--- Work order ---
Reproduce the whole of the data exactly.

--- Entries provided ---
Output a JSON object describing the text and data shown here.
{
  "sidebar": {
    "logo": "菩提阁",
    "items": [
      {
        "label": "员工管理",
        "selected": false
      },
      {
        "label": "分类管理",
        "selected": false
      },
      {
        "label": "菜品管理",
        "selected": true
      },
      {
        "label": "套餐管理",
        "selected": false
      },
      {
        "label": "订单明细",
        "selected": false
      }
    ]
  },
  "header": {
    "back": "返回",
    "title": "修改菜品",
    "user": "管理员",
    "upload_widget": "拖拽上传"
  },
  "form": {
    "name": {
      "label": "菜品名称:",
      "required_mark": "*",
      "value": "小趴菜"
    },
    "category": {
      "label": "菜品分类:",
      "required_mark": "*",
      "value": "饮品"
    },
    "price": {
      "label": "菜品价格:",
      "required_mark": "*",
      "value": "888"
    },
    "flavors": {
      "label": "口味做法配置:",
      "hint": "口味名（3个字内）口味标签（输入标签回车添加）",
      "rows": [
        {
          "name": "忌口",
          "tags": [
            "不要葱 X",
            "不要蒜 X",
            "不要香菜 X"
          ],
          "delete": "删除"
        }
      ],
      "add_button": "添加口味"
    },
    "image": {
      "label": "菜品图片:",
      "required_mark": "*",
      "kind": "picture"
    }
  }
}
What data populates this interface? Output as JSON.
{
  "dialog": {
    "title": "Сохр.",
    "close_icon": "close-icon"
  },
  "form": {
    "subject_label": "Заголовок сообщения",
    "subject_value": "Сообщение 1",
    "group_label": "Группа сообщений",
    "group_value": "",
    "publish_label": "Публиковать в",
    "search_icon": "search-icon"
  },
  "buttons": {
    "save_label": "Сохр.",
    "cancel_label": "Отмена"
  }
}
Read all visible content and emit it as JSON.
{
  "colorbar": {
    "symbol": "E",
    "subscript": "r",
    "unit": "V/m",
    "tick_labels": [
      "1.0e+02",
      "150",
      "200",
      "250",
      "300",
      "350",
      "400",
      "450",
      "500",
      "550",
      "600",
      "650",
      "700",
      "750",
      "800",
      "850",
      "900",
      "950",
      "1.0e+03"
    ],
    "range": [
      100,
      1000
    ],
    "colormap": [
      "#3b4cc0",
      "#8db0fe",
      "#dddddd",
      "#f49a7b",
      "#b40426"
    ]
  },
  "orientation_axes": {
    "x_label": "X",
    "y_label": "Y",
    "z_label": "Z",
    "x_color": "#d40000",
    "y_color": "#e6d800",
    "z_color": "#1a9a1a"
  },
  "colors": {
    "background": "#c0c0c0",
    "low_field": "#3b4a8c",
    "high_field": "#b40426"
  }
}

--- Answer space ---
Output a JSON object describing the text and data shown here.
{
  "sidebar": {
    "logo": "菩提阁",
    "items": [
      {
        "label": "员工管理",
        "selected": false
      },
      {
        "label": "分类管理",
        "selected": false
      },
      {
        "label": "菜品管理",
        "selected": true
      },
      {
        "label": "套餐管理",
        "selected": false
      },
      {
        "label": "订单明细",
        "selected": false
      }
    ]
  },
  "header": {
    "back": "返回",
    "title": "修改菜品",
    "user": "管理员",
    "upload_widget": "拖拽上传"
  },
  "form": {
    "name": {
      "label": "菜品名称:",
      "required_mark": "*",
      "value": "小趴菜"
    },
    "category": {
      "label": "菜品分类:",
      "required_mark": "*",
      "value": "饮品"
    },
    "price": {
      "label": "菜品价格:",
      "required_mark": "*",
      "value": "888"
    },
    "flavors": {
      "label": "口味做法配置:",
      "hint": "口味名（3个字内）口味标签（输入标签回车添加）",
      "rows": [
        {
          "name": "忌口",
          "tags": [
            "不要葱 X",
            "不要蒜 X",
            "不要香菜 X"
          ],
          "delete": "删除"
        }
      ],
      "add_button": "添加口味"
    },
    "image": {
      "label": "菜品图片:",
      "required_mark": "*",
      "kind": "picture"
    }
  }
}
What data populates this interface? Output as JSON.
{
  "dialog": {
    "title": "Сохр.",
    "close_icon": "close-icon"
  },
  "form": {
    "subject_label": "Заголовок сообщения",
    "subject_value": "Сообщение 1",
    "group_label": "Группа сообщений",
    "group_value": "",
    "publish_label": "Публиковать в",
    "search_icon": "search-icon"
  },
  "buttons": {
    "save_label": "Сохр.",
    "cancel_label": "Отмена"
  }
}
Read all visible content and emit it as JSON.
{
  "colorbar": {
    "symbol": "E",
    "subscript": "r",
    "unit": "V/m",
    "tick_labels": [
      "1.0e+02",
      "150",
      "200",
      "250",
      "300",
      "350",
      "400",
      "450",
      "500",
      "550",
      "600",
      "650",
      "700",
      "750",
      "800",
      "850",
      "900",
      "950",
      "1.0e+03"
    ],
    "range": [
      100,
      1000
    ],
    "colormap": [
      "#3b4cc0",
      "#8db0fe",
      "#dddddd",
      "#f49a7b",
      "#b40426"
    ]
  },
  "orientation_axes": {
    "x_label": "X",
    "y_label": "Y",
    "z_label": "Z",
    "x_color": "#d40000",
    "y_color": "#e6d800",
    "z_color": "#1a9a1a"
  },
  "colors": {
    "background": "#c0c0c0",
    "low_field": "#3b4a8c",
    "high_field": "#b40426"
  }
}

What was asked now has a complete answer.